* _EXERCISE REQUIREMENTS_: Which lines in the listing below contain "magnifier"? Copy each of them.
#### DATASET RECORDS ####
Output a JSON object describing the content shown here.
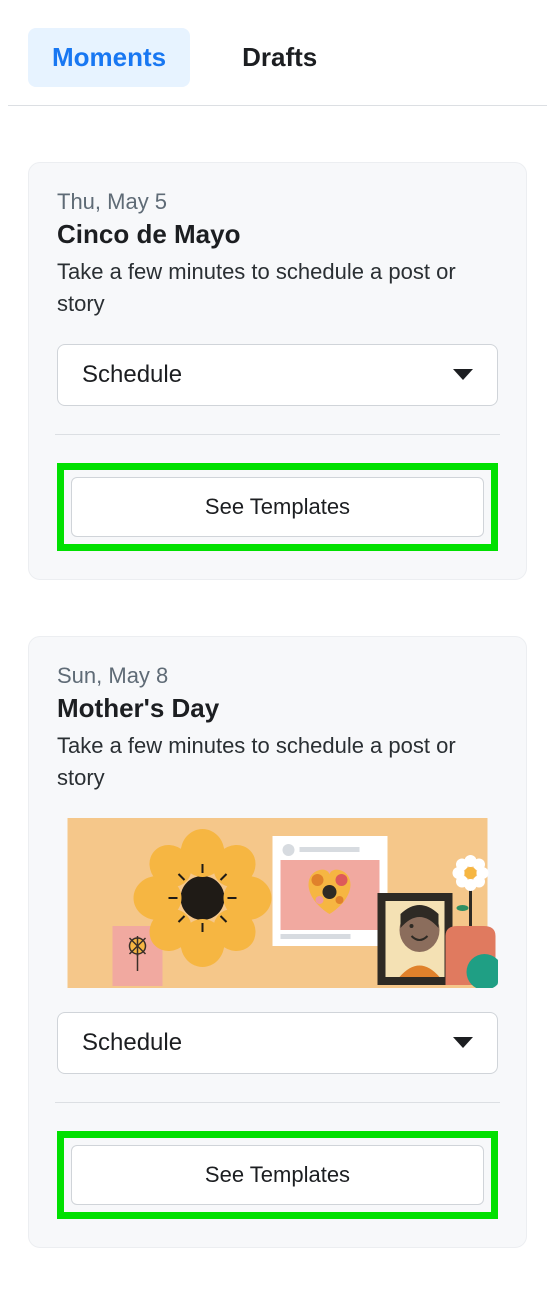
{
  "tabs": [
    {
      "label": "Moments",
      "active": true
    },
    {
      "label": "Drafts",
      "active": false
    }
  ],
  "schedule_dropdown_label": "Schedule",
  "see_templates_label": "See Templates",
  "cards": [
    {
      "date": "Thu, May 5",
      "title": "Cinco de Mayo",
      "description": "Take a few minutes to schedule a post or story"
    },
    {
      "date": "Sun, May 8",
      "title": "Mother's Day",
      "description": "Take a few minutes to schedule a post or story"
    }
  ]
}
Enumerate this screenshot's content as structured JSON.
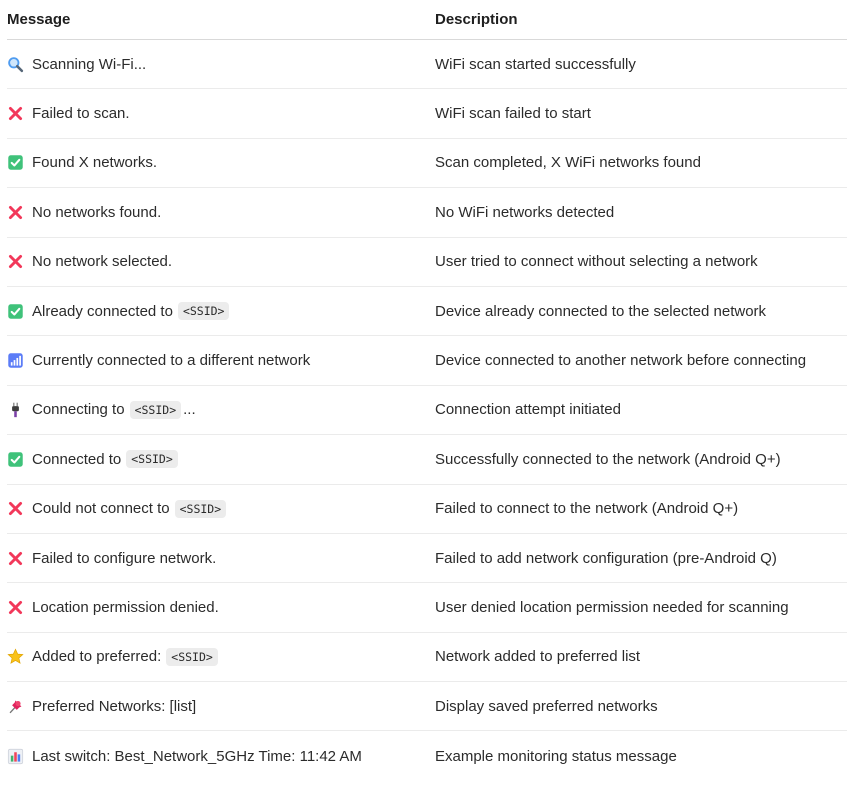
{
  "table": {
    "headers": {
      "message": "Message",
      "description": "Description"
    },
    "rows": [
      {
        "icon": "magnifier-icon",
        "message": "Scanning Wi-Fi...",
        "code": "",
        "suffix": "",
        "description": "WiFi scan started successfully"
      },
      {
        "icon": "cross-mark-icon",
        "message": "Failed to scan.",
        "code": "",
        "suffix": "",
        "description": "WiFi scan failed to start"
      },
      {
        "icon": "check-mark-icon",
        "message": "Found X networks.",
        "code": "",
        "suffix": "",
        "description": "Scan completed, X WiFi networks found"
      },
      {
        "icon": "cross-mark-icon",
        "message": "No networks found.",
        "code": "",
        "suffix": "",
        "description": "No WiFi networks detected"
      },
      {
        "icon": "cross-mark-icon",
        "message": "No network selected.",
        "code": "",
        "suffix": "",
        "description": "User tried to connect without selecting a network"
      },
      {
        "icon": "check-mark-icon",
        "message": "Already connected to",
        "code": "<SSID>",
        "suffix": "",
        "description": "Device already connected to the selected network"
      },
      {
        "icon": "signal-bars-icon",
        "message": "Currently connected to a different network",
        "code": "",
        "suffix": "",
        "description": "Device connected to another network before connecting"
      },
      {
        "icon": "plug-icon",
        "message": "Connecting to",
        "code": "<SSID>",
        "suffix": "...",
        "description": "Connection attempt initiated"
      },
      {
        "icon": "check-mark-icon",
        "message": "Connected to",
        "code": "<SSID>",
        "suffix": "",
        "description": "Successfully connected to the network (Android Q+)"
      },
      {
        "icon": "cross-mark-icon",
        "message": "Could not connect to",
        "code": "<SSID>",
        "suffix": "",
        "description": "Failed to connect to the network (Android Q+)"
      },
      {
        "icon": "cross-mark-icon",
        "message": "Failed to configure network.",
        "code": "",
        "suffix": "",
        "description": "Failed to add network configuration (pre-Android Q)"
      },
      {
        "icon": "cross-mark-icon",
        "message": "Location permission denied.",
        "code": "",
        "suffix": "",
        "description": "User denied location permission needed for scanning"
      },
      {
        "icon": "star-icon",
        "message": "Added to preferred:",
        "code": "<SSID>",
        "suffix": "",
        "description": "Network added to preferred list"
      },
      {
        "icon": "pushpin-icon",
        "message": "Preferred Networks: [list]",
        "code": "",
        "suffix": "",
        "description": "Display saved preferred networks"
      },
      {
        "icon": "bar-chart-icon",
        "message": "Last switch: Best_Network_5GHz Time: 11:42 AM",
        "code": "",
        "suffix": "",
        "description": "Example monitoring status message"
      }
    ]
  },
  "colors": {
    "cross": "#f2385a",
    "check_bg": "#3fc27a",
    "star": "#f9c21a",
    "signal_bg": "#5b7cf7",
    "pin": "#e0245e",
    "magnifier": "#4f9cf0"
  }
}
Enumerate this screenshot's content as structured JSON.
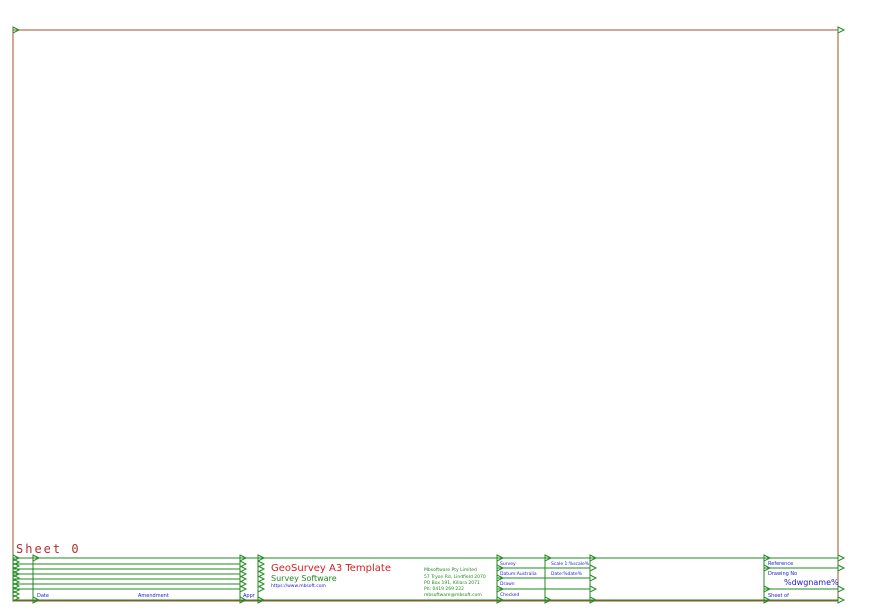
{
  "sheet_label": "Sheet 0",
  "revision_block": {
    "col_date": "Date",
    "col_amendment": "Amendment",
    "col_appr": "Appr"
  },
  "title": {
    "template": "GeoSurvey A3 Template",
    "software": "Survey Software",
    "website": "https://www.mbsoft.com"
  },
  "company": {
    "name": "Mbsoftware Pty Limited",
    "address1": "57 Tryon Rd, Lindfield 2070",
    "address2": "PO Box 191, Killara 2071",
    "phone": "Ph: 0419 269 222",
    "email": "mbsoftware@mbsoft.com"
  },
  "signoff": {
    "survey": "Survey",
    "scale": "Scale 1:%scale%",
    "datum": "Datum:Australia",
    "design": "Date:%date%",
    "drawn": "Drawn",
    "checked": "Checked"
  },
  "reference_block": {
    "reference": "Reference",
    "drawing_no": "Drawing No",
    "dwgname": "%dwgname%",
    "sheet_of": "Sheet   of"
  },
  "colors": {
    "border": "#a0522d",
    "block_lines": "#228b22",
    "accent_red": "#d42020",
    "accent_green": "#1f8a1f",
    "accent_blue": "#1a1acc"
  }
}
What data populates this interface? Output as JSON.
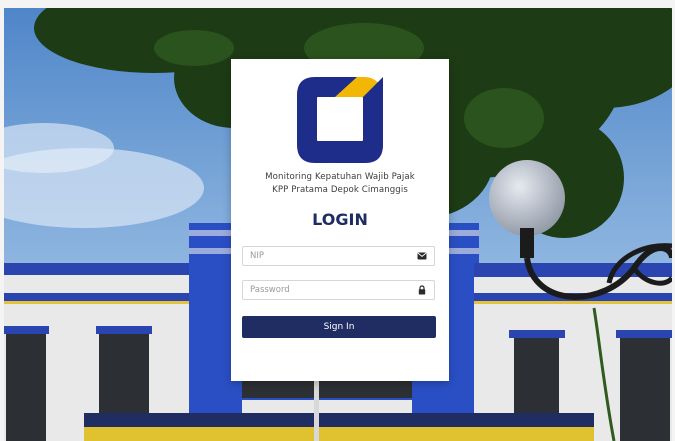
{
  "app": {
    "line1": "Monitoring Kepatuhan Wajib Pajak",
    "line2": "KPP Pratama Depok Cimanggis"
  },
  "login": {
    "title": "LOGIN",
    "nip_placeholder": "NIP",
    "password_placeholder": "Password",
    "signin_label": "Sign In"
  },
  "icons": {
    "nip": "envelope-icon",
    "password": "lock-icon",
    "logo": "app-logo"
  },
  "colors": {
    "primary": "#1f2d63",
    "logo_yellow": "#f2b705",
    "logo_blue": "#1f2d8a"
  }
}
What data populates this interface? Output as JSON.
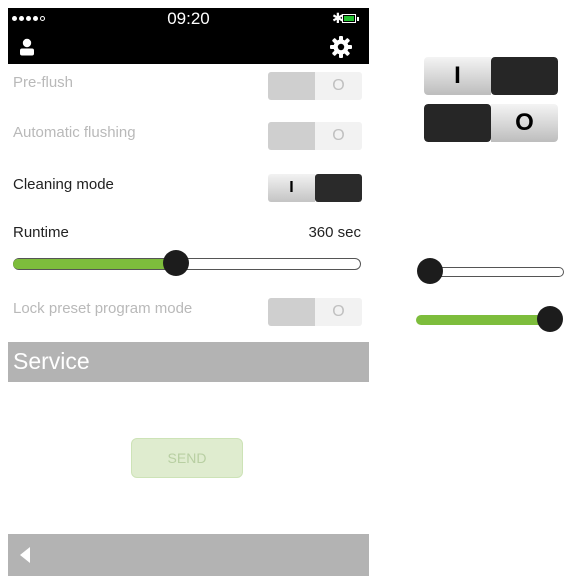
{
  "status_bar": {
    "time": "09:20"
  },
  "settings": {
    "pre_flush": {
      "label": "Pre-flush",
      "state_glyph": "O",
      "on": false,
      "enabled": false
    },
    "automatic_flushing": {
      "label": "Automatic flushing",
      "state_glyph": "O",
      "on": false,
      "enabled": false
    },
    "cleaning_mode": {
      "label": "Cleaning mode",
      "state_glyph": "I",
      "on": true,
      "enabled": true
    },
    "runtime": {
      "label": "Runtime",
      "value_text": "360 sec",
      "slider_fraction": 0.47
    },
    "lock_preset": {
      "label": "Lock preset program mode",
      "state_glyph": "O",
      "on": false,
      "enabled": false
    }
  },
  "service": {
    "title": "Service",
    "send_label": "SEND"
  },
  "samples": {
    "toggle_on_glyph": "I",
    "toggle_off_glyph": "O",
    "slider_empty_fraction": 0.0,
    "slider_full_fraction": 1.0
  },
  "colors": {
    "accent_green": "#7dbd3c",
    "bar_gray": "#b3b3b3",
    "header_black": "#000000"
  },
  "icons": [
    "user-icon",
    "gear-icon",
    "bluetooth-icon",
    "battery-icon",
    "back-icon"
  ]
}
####
* _WRITTEN RESPONSE_:
        "icon": "magnifier-icon",
    "magnifier": "#4f9cf0"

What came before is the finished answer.